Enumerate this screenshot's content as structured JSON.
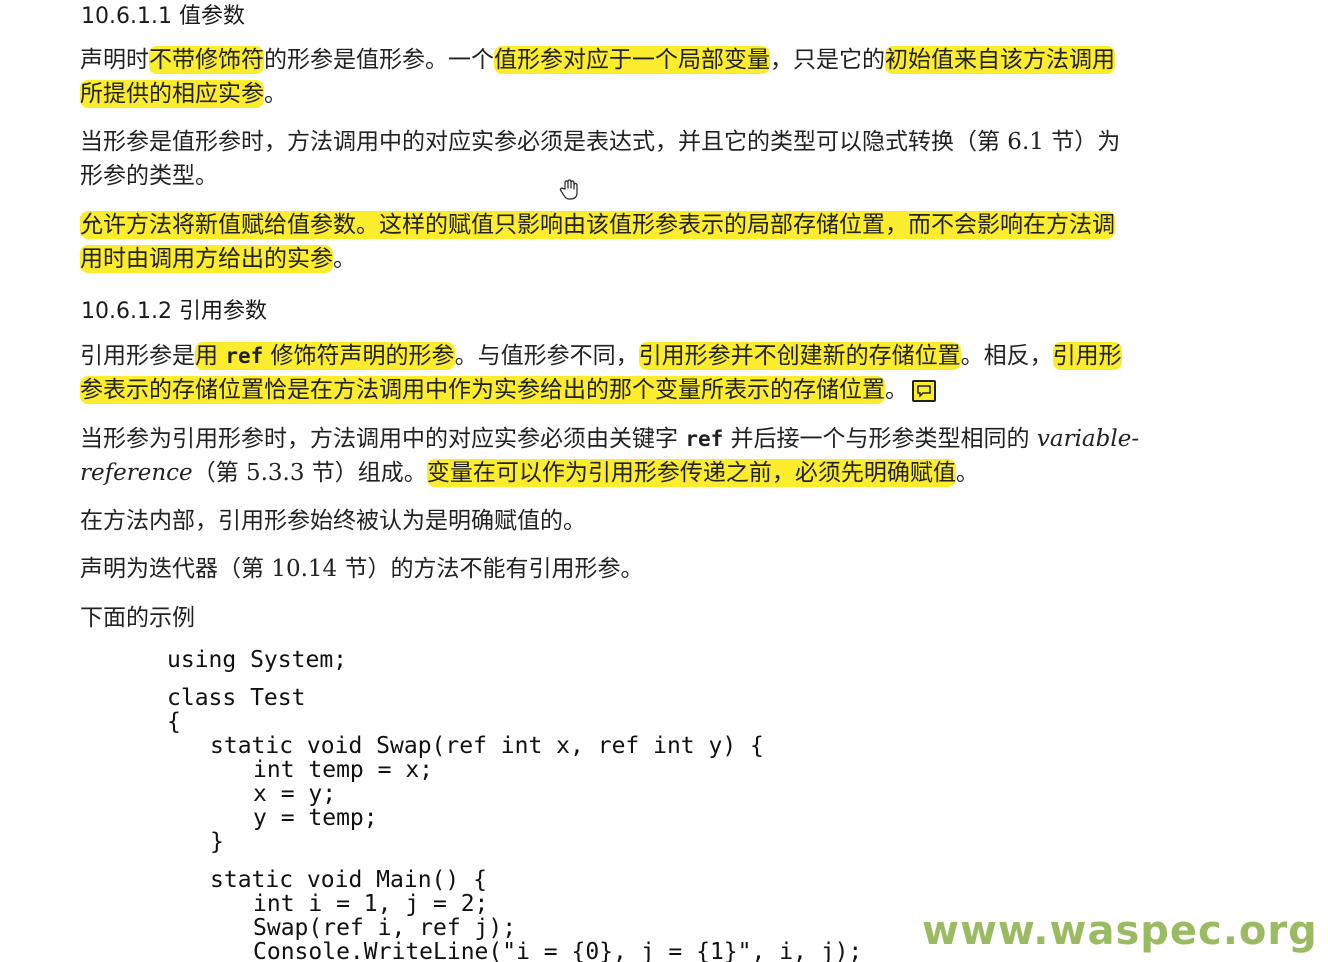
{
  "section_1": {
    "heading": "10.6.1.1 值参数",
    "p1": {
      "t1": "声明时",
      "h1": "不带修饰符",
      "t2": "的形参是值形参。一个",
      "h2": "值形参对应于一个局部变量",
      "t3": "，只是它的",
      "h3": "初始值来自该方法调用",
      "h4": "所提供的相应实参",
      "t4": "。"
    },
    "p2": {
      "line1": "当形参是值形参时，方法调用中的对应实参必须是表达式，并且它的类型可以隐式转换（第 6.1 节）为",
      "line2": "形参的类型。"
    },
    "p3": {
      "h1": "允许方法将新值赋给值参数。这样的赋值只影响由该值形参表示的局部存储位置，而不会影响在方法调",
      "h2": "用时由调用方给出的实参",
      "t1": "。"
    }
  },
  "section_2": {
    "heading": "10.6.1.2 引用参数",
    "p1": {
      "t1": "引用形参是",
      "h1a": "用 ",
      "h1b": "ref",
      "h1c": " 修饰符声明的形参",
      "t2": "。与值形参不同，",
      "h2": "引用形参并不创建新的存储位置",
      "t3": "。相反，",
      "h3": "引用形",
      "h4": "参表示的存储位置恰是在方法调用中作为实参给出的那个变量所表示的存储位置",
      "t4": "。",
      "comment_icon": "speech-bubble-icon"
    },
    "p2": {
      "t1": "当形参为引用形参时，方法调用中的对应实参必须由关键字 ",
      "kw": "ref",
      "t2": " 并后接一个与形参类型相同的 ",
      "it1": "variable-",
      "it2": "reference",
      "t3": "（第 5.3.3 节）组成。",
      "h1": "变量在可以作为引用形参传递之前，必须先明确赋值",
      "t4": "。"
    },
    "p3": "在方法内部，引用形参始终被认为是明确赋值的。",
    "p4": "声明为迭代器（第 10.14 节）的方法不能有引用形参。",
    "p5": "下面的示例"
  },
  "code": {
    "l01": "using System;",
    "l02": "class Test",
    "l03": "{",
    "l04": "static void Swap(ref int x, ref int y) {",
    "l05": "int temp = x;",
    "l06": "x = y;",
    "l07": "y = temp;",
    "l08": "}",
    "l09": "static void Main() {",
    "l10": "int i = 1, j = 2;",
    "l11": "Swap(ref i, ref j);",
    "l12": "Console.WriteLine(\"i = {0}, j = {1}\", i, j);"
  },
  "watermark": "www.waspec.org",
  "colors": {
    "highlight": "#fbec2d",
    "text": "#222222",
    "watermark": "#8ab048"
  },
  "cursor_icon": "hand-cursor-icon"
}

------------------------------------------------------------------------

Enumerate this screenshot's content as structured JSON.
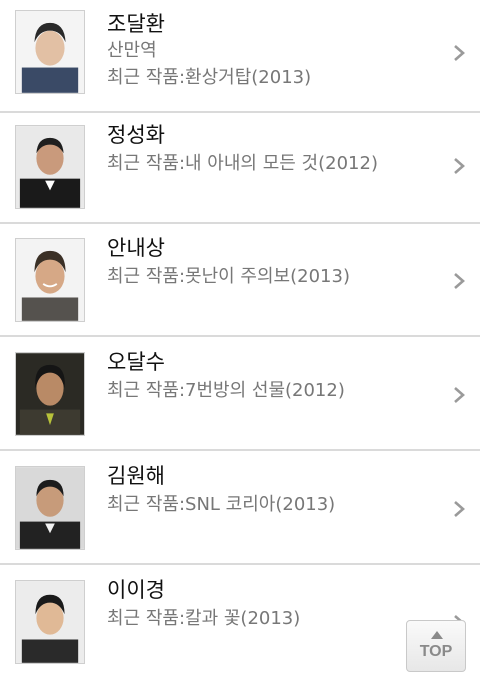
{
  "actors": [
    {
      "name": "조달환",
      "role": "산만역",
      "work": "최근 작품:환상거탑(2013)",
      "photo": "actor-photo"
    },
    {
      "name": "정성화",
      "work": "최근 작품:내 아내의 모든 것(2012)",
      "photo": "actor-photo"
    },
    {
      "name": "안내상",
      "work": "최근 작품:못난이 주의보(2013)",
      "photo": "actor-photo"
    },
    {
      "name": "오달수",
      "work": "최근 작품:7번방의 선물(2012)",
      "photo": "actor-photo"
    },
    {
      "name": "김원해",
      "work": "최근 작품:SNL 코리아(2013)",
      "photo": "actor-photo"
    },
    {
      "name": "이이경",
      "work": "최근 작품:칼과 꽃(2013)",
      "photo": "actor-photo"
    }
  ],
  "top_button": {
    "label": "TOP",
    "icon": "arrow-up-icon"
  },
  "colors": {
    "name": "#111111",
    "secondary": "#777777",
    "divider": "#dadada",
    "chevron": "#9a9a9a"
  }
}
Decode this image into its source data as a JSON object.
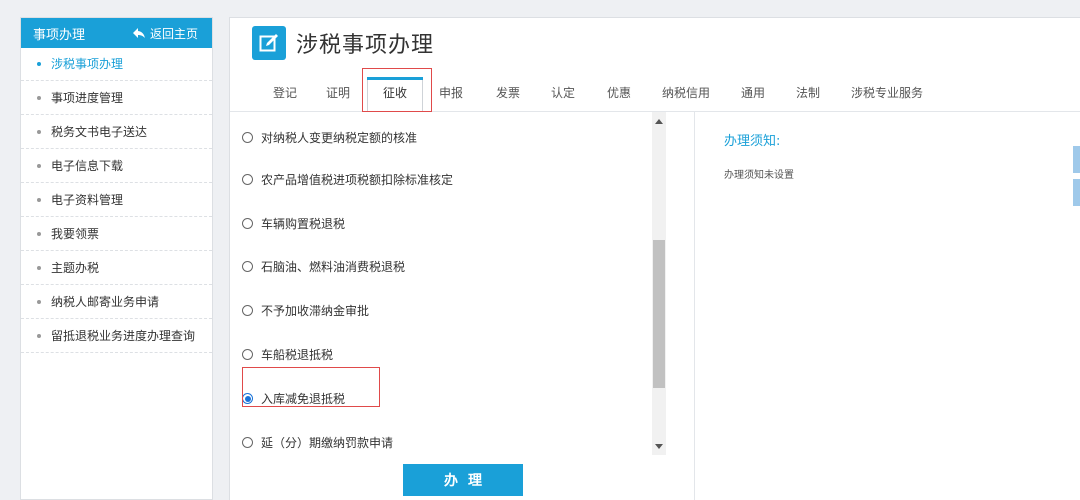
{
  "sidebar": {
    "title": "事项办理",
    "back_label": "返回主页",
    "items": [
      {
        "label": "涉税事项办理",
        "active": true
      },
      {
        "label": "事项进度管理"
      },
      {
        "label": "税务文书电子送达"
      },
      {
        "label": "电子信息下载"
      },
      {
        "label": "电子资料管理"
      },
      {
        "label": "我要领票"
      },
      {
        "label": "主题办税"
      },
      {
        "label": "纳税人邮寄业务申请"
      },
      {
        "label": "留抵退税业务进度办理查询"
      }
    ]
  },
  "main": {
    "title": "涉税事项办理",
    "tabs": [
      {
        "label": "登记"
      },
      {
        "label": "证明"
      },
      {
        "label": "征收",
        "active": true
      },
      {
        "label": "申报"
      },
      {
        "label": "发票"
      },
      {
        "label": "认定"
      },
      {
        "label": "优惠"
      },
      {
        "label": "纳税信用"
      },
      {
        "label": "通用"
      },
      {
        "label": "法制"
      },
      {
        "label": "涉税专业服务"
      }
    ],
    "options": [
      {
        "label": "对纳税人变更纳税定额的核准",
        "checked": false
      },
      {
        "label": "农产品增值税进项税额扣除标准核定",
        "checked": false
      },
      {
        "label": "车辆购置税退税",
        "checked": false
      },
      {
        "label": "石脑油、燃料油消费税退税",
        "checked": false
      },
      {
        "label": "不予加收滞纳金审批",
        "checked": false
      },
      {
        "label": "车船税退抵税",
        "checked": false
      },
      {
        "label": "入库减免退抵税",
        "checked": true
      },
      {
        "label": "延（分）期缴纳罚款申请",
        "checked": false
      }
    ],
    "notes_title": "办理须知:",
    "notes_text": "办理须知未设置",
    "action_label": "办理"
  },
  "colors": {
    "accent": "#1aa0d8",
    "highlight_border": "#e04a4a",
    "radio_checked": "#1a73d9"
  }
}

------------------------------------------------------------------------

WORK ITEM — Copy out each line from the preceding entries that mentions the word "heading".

SOLUTION TO THIS EXERCISE —
    "heading": "10.6.1.1 值参数",
    "heading": "10.6.1.2 引用参数",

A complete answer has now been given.